The Australian Curriculum is taught in our school.
We use the curriculum to:
- plan student learning
- monitor and assess student progress
- report student progress to parents
- support student wellbeing.
The curriculum learning areas are:
- humanities and social sciences – history, geography, economics and business, civics and citizenship
- the arts – dance, drama, music, media arts, visual arts
- technologies – design and technologies, digital technologies
- health and physical education
Visit curriculum in South Australia for more information.
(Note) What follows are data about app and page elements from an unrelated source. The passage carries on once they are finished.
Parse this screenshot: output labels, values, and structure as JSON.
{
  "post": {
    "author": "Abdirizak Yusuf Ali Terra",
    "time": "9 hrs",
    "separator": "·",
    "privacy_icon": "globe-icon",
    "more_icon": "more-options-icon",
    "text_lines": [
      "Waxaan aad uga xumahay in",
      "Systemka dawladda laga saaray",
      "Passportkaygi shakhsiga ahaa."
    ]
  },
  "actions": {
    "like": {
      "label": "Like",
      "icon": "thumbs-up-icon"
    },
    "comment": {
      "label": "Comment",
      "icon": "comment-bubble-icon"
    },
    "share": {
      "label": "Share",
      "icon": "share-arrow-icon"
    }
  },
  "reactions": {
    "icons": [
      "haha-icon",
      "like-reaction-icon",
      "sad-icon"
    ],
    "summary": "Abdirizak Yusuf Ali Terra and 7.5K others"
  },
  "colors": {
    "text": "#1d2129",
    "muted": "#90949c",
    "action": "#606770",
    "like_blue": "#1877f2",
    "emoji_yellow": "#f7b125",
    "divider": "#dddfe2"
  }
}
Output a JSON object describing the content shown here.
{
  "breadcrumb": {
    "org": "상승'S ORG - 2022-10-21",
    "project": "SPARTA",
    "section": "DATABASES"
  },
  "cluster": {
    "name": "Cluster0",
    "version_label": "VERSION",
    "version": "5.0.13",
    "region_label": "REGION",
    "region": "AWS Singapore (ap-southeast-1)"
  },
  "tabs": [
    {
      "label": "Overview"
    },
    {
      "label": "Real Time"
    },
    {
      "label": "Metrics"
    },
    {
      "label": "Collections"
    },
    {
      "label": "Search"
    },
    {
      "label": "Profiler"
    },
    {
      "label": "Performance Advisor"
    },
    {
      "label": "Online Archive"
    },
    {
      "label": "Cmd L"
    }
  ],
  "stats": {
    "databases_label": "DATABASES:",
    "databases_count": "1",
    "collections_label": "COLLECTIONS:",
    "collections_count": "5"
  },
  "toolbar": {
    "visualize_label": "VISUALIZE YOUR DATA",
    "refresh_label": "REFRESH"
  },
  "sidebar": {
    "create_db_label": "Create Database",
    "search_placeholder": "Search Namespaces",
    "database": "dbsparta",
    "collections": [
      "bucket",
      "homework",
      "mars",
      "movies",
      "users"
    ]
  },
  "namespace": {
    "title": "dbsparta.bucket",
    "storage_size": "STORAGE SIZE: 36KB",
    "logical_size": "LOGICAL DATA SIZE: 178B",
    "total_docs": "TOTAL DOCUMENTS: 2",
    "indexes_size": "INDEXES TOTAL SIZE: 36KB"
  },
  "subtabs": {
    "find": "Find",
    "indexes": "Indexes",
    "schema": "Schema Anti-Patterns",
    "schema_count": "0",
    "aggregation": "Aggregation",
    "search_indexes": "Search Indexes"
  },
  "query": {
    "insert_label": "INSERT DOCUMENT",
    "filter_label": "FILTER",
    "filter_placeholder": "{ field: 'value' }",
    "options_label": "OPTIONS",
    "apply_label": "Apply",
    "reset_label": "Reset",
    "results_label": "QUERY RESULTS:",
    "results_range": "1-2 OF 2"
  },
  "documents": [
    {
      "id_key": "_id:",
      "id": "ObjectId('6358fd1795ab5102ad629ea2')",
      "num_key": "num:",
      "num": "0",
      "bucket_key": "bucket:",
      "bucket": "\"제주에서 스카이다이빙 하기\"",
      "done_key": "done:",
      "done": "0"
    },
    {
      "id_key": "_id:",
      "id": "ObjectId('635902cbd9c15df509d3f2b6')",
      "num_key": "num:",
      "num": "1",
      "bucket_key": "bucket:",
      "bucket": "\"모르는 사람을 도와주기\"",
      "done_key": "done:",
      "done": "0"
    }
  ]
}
Studying English is crucial for students as it helps them analyse, understand, and communicate effectively. This fosters confidence, imagination, critical thinking, and informed citizenship. Proficiency in Standard Australian English is essential for active participation in various aspects of life, both locally and globally. The English curriculum encourages creative and critical engagement with literature, exploring human experiences, cultural significance, and ethical issues. It emphasises diverse perspectives, including those from First Nations Australian voices. English education is vital for developing literacy skills necessary for education, training, and the workplace, shaping young individuals into ethical, informed, and active members of society, contributing to Australia’s future.
Keeping Safe: Child Protection Curriculum
The Keeping Safe: Child Protection Curriculum (KS:CPC) is required for all children and young people in our school. It’s taught each year by teachers who have completed a full-day KS:CPC training course.
It teaches children to:
- recognise abuse and tell a trusted adult about it
- understand what touching is appropriate and inappropriate
- understand ways of keeping themselves safe.
Visit Keeping Safe: Child Protection Curriculum information for parents and carers for more information.
Health and Physical Education
Health and physical education help kids become healthy, active, and informed citizens who positively impact their well-being and communities. In today’s changing world, it’s crucial for every young Australian to thrive as a safe, active, and knowledgeable individual. The core involves learning movement skills, concepts, and strategies, empowering students to confidently participate in various physical activities. Movement is not just exercise; it’s a powerful way for students to learn personal, social, and cognitive skills, setting the stage for a lifetime of physical activity. In this subject, students also develop personal and social skills through interaction in both classroom and movement settings. They use health resources to improve well-being and learn about factors influencing health, safety, relationships, diversity, inclusion, consent, and respect in various social situations.
Math is crucial for your child’s success. It teaches important skills in numbers, algebra, measurement, space, statistics, and probability – called numeracy. These skills are vital for everyday life, work, and being a responsible citizen. In math class, your child learns useful skills and appreciates the beauty and reasoning behind math. The curriculum helps them use math in various situations, showing its connection to other subjects and its evolution over thousands of years.
In today’s tech-filled world, math is key for understanding and making sense of things. It builds skills like pattern recognition, visualisation, spatial reasoning, and logical thinking – crucial for many careers, especially in STEM fields.
Math isn’t just about memorising formulas; it’s about applying knowledge in creative ways. Teachers make math class interesting and challenging, preparing students for success in various careers, including STEM.
Science is an exciting journey that helps us understand the world. In class, students learn important concepts and processes that contribute to our society. It equips them with knowledge and skills to tackle issues locally and globally. Learning science nurtures curiosity and allows students to experience the excitement of discovery.
Studying science develops critical and creative thinking skills, extending beyond the classroom. It helps students engage with important issues, consider different viewpoints, and make well-informed decisions.
Science is a key part of a diverse workforce in STEM fields, enhancing literacy, problem-solving, and collaboration. These skills open doors to various careers, not only in STEM but also in other fields. Science education prepares students for real-world challenges and a range of fulfilling careers.
The arts are a vital part of human expression and diverse cultures, including First Nations Australians. Through the arts, people share stories, ideas, and understanding, engaging our senses and allowing us to imagine, celebrate, communicate, and challenge our perspectives.
Participating in quality arts experiences is not just enjoyable; it enriches our social and emotional well-being, helping us use our imagination and reach our creative potential. Each art subject in the Australian Curriculum has its own language and practices, allowing learners to play, explore, question, and imagine new possibilities.
The arts provide diverse learning opportunities, helping students understand themselves and others while exploring cultures and histories. Students communicate meaningful ideas through various arts forms, connecting with arts organisations and professionals.
In the arts, students express their ideas, thoughts, and opinions, developing aesthetic knowledge. The creative and critical processes in each arts subject are essential to learning, fostering creative, confident, compassionate, and resilient individuals who can make a positive impact in their communities.